Having a code texted to your phone, an email sent to a private address or a phone call to answer means that you will know when someone other than you is attempting to breach the site.
Have Strong Passwords and Change Them Often.
As annoying as it can be, every password should have uppercase and lowercase letters, numbers, and special characters. With the advances in the technologies available to cybercriminals, something like “password” or even “p@ssword” doesn’t cut it anymore. They have programs that check those and other common passcodes in less than a second.
Consider using a long phrase as your password instead. It’s harder to crack, but easier to remember than a random set of letters and numbers.
Have Quality Site WordPress Hosting and SSL.
Even though it’s tempting to purchase the cheapest WordPress hosting you can find, quality site hosting often proves worth the price. More reputable website hosting platforms include SSL, or secure socket layer. This is a level of protection that keeps your data more secure and makes it harder for hackers to trick or confuse the conversations between your hosting and your website.
If your hosting company does not include an SSL, find a third-party provider. It’s worth the investment for the peace of mind that comes from knowing your data, as well as your client’s data, is safe.
Regularly Backup Your Website.
If something happens despite your best efforts, you don’t want to end up stuck back at square one. By backing up your site, you have a recent, healthy version of the website to return to quickly.
Use a plugin like BackupBuddy that saves your entire website on the cloud. That way it is there if you ever need it. You can schedule how often it backs up the site, so you don’t have to remember to go online and keep it updated.
Update Everything Regularly.
WordPress automatically updates every 40 days. However, be sure that this is happening for your site and hasn’t been unintentionally disabled.
Check for updates to your plugins and themes as well. WordPress updates alone won’t cover a security loophole in your custom theme or plugins. Everything must be updated individually.
Remove the WordPress Version Number.
WordPress sites have the version that you’re running listed on the website by default. Keeping this visible makes a hacker’s life easier. By knowing which version you’re running, they know which security holes are vulnerable and which types of attacks can be most effective. Removing the version number makes them work harder to plan their moves against you.
Install a Firewall on Your Computer.
Installing a firewall on your computer is a last line of defense, but one worth having. Even if your site does get hacked, a firewall will keep the rest of your computer safe.
Plus, if your site backup is stored on your computer instead of the cloud, this will keep it secure and available to quickly get everything restored and running. You don’t want to be at risk of losing all of your data and work. That defeats the point of having a backup.

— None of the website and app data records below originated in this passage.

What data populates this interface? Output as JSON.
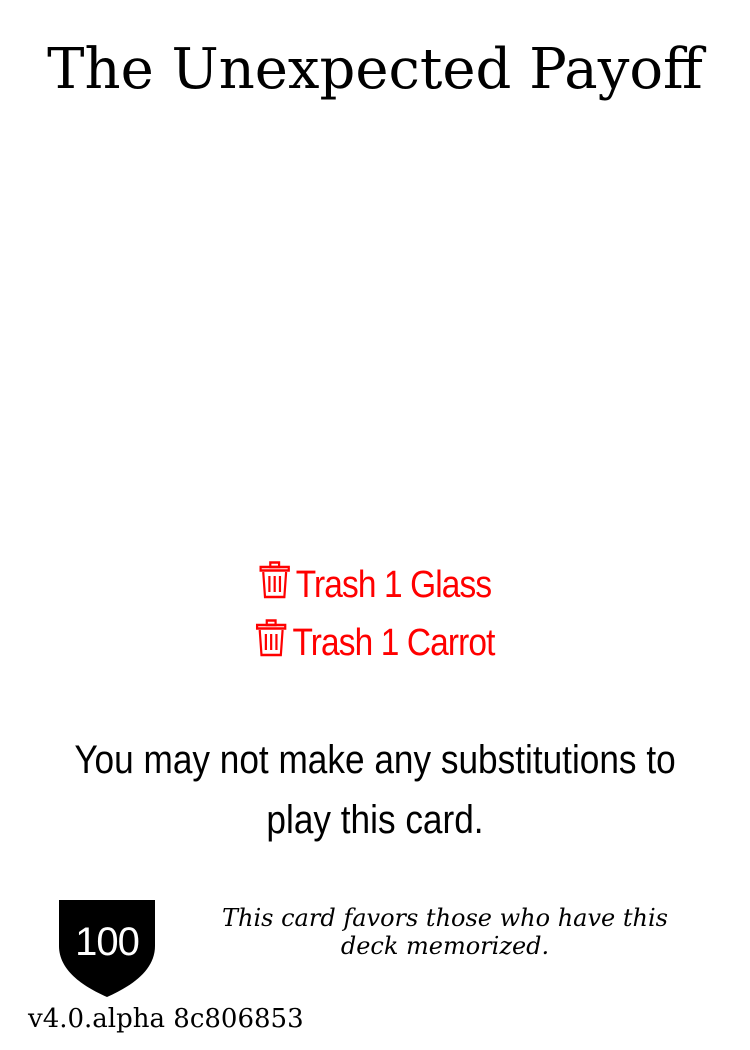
{
  "card": {
    "title": "The Unexpected Payoff",
    "costs": [
      {
        "icon": "trash-icon",
        "text": "Trash 1 Glass"
      },
      {
        "icon": "trash-icon",
        "text": "Trash 1 Carrot"
      }
    ],
    "rules_text": "You may not make any substitutions to play this card.",
    "shield_value": "100",
    "flavor_text": "This card favors those who have this deck memorized.",
    "version": "v4.0.alpha 8c806853"
  },
  "colors": {
    "cost": "#ff0000",
    "text": "#000000",
    "shield": "#000000",
    "background": "#ffffff"
  }
}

Change and Hide Author Usernames.
If hackers can figure out the login name, they’re one step closer to getting into the site. It’s much easier to assume the title is “admin” and begin trying passwords than it is to figure out the username first. Don’t ever use “admin” as your username.
Also consider using an email address instead of a username, as it’s much harder to predict and can be used as an authentication factor for your Two-Factor authentication as well. This is a win-win.
Additionally, hide the author usernames on your site. While it might be a cool feature for your visitors to know who on your team posted a recent blog post, it gives potential hackers the information they need. There’s not much point in changing the username to something unpredictable when you can find it right on the site.
Rename Your Login URL.
Having the default login page address increases your chances of being hacked since hackers can easily find it. Changing it to something unique helps hide it from possible attacks.
Employing even a few of these security features will help you rest easy and avoid dealing with the hassles of a hacked website. WordPress is still one of the best CMS systems on the planet right now!